--- WORK TO COMPLETE ---
Scan the records that follow, and whenever a line has the word "Paste", copy it.

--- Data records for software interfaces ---
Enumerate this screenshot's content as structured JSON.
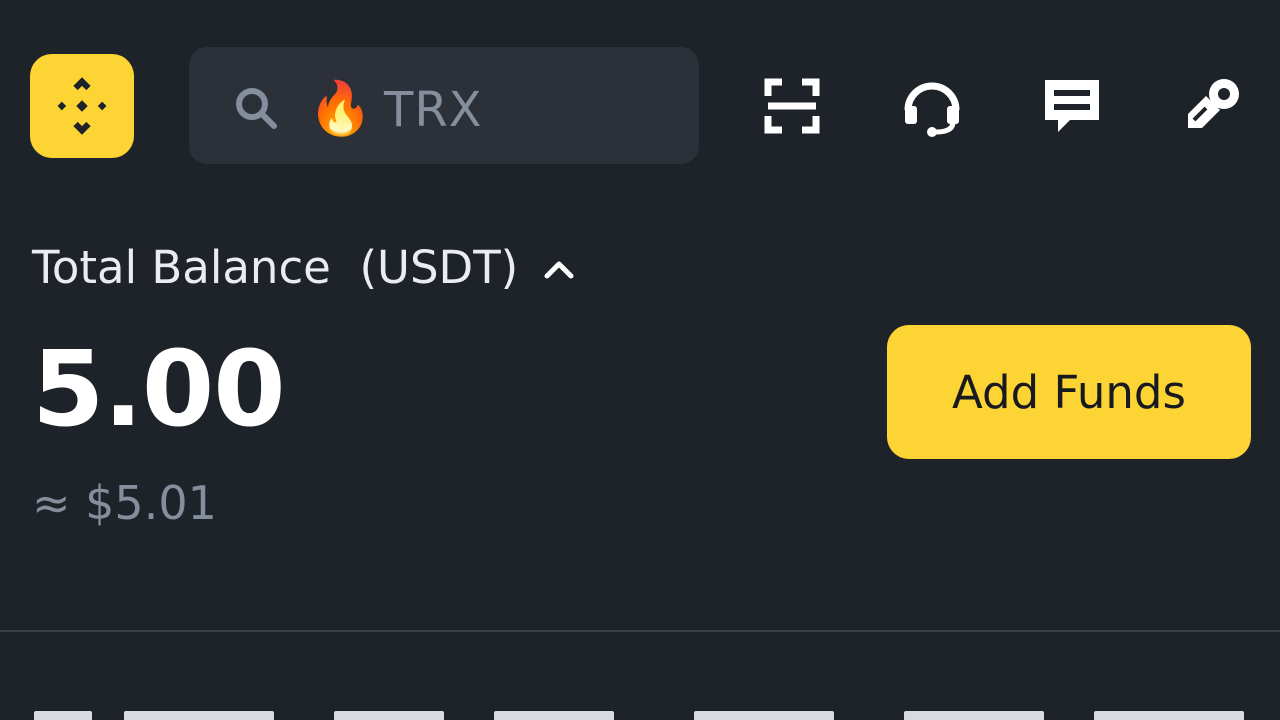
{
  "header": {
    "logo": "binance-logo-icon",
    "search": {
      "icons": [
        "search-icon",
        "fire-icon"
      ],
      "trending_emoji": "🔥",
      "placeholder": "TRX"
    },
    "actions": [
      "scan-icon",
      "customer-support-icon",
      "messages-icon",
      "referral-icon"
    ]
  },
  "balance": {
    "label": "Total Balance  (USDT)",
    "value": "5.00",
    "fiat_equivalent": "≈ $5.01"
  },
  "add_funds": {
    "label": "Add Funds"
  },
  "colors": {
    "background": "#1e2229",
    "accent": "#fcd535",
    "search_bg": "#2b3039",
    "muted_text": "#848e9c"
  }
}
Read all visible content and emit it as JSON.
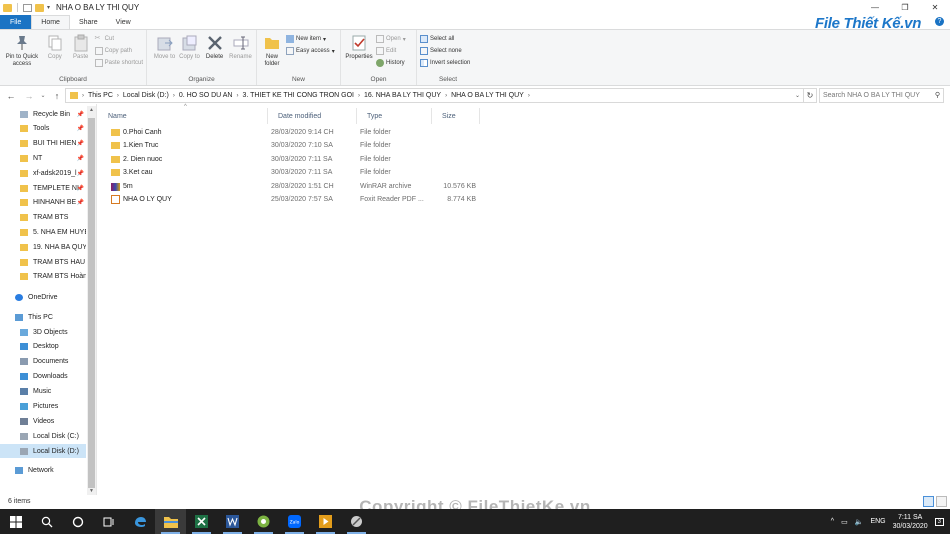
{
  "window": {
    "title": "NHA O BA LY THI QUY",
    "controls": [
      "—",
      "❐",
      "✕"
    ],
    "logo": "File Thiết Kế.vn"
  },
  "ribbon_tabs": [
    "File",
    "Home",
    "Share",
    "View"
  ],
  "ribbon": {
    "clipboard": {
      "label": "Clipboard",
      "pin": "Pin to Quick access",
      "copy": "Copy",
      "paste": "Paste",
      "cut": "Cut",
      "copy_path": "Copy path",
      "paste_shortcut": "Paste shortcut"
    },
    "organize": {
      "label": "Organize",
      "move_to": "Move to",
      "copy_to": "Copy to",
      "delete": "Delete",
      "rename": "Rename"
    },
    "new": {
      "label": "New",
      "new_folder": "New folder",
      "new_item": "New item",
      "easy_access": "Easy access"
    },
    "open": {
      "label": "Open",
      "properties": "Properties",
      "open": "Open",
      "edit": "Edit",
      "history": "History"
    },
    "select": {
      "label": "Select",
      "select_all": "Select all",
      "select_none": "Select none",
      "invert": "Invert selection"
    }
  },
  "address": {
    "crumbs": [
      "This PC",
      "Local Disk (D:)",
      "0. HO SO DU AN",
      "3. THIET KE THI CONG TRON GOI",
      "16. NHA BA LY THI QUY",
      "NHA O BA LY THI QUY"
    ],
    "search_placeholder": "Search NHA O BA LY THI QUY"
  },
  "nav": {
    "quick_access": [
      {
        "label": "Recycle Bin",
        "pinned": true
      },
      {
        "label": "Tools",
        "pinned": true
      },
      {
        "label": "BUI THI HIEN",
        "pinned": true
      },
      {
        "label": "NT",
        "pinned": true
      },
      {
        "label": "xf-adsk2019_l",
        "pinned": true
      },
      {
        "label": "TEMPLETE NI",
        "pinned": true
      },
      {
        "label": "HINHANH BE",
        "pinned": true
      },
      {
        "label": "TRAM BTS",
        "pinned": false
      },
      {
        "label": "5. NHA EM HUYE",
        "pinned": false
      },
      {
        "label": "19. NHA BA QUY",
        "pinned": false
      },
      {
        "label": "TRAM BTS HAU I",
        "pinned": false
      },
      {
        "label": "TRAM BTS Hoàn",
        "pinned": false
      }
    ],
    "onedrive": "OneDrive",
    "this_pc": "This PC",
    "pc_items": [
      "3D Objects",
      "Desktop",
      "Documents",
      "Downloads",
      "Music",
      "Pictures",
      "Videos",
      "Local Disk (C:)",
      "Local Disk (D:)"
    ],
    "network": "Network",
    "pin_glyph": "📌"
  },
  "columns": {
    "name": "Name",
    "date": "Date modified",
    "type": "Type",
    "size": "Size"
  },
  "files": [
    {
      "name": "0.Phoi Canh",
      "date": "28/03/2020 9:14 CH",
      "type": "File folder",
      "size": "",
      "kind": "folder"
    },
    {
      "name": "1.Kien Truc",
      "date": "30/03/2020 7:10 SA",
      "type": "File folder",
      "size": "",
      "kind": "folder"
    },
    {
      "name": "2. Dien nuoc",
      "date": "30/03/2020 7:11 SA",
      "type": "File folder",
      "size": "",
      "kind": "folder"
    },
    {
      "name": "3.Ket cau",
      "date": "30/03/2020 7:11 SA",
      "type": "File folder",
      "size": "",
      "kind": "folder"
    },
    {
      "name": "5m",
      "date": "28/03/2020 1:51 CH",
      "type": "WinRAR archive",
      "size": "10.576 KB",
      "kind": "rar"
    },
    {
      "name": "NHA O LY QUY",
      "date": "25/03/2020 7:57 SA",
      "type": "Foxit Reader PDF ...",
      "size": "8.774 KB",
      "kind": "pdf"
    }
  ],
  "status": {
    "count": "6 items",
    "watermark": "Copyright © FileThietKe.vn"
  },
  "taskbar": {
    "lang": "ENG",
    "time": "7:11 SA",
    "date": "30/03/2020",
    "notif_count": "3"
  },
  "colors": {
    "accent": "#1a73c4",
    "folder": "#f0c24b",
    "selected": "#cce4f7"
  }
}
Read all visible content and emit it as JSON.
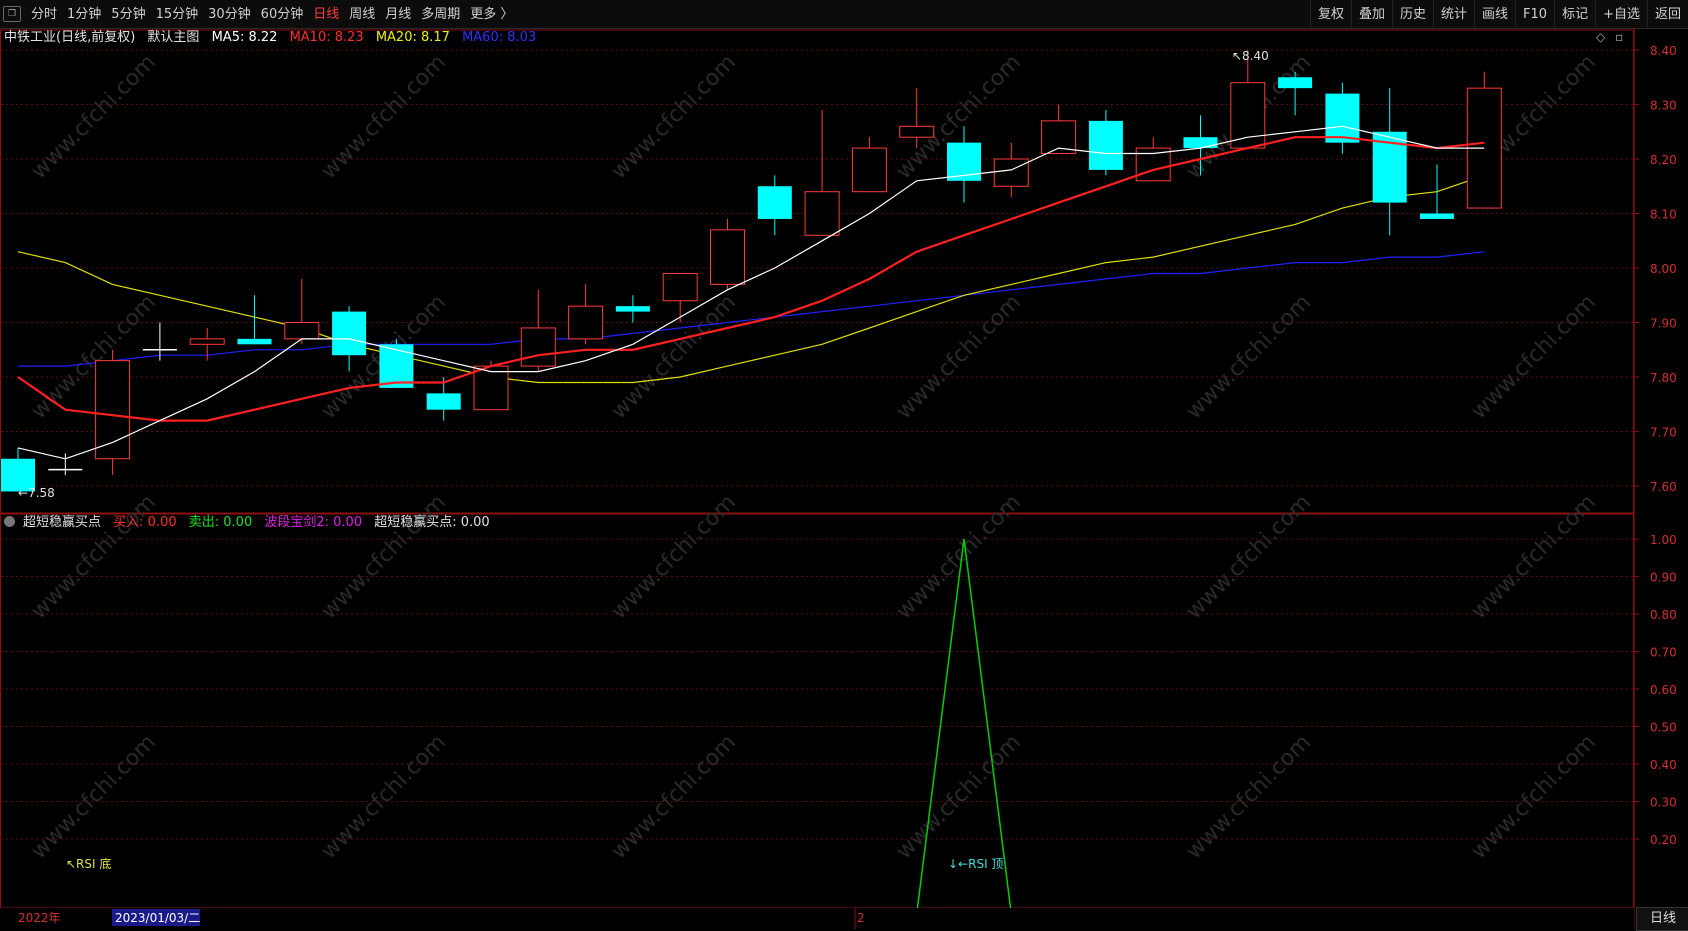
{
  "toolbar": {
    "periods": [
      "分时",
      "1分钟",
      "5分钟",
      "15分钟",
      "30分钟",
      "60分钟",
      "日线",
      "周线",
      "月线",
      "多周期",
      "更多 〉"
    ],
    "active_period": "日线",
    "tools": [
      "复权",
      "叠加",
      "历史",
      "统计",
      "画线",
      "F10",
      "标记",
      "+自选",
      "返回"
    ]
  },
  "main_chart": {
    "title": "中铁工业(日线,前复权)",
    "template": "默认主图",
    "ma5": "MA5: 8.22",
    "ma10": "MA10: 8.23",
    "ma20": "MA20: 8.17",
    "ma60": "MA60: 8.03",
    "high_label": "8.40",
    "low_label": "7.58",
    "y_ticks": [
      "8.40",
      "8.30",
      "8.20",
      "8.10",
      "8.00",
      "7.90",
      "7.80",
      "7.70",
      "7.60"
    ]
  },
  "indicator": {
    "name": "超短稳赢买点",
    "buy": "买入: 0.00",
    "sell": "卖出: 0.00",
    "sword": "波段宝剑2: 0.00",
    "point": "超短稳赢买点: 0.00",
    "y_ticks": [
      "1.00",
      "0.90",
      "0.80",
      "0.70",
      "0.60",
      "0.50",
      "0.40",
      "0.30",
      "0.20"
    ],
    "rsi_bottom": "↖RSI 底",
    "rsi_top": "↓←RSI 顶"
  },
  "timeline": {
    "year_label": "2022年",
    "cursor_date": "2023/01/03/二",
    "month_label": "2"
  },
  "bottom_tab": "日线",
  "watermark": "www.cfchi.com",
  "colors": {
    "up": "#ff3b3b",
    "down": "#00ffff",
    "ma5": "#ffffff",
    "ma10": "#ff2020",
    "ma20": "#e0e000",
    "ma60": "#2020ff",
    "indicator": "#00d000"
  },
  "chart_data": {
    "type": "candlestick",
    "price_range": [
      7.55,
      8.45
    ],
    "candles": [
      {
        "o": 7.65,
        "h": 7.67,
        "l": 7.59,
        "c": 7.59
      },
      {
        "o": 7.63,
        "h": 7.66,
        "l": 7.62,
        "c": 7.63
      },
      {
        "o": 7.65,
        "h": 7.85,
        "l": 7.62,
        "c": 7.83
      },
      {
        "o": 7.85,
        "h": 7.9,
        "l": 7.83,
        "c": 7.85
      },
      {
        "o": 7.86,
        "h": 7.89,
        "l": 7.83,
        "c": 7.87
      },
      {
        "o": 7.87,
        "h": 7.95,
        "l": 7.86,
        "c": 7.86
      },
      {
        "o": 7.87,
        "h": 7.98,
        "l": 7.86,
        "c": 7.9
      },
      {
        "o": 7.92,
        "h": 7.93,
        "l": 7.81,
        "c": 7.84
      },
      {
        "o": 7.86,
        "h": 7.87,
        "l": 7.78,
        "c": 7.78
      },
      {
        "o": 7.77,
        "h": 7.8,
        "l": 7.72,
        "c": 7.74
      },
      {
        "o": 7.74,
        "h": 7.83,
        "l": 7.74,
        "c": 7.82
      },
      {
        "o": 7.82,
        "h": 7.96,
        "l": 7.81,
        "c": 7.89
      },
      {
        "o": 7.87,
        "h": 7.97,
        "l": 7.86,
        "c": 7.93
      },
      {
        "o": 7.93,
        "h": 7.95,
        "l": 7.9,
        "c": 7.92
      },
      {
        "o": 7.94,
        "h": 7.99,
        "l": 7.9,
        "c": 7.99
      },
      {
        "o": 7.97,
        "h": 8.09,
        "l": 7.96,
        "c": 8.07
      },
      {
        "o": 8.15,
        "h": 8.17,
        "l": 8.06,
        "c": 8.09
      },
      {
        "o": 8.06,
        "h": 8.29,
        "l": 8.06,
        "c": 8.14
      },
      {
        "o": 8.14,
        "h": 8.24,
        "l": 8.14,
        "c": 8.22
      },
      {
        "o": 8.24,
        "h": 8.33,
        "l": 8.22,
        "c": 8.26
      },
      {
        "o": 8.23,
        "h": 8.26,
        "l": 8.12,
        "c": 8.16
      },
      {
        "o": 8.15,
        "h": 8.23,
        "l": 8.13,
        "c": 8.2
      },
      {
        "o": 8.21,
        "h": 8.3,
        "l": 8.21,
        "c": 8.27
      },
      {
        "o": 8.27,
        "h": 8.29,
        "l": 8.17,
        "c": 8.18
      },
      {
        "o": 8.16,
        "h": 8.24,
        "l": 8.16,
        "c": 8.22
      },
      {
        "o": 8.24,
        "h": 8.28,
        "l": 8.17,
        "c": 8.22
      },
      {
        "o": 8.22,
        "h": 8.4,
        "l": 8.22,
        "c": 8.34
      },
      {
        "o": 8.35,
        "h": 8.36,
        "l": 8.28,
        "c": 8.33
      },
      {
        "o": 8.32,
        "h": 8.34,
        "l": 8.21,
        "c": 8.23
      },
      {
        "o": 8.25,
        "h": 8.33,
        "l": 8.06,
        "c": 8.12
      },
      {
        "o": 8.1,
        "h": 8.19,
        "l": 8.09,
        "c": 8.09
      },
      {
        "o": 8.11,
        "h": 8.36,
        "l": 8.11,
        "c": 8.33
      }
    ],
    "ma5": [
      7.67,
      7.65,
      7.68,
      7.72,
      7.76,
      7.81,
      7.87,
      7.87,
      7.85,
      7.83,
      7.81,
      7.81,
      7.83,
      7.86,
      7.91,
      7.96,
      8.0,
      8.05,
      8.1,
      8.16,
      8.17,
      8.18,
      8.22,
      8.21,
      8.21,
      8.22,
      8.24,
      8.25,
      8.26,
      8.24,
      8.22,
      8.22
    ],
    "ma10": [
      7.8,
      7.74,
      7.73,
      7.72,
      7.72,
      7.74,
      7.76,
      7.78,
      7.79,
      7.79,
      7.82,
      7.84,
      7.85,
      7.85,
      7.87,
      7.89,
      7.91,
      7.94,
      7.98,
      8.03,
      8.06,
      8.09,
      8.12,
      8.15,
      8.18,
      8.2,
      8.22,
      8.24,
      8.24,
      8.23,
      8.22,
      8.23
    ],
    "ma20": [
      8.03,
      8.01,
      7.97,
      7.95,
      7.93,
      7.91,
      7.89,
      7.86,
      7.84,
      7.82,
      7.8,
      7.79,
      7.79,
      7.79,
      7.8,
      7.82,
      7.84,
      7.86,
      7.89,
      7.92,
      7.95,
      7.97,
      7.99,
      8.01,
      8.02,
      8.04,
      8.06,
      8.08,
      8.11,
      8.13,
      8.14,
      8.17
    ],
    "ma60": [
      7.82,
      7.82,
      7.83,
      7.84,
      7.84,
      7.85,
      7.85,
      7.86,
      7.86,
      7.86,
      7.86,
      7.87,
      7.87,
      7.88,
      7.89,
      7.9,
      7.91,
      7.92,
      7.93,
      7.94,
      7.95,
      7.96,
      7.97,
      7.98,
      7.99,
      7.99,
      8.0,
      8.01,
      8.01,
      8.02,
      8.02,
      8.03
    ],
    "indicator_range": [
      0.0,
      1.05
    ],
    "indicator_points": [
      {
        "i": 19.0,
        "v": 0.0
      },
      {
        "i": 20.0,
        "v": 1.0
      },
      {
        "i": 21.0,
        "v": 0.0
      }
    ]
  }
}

--- RESPONSE TO THE TASK ---
      "paste": "Paste",
      "paste_shortcut": "Paste shortcut"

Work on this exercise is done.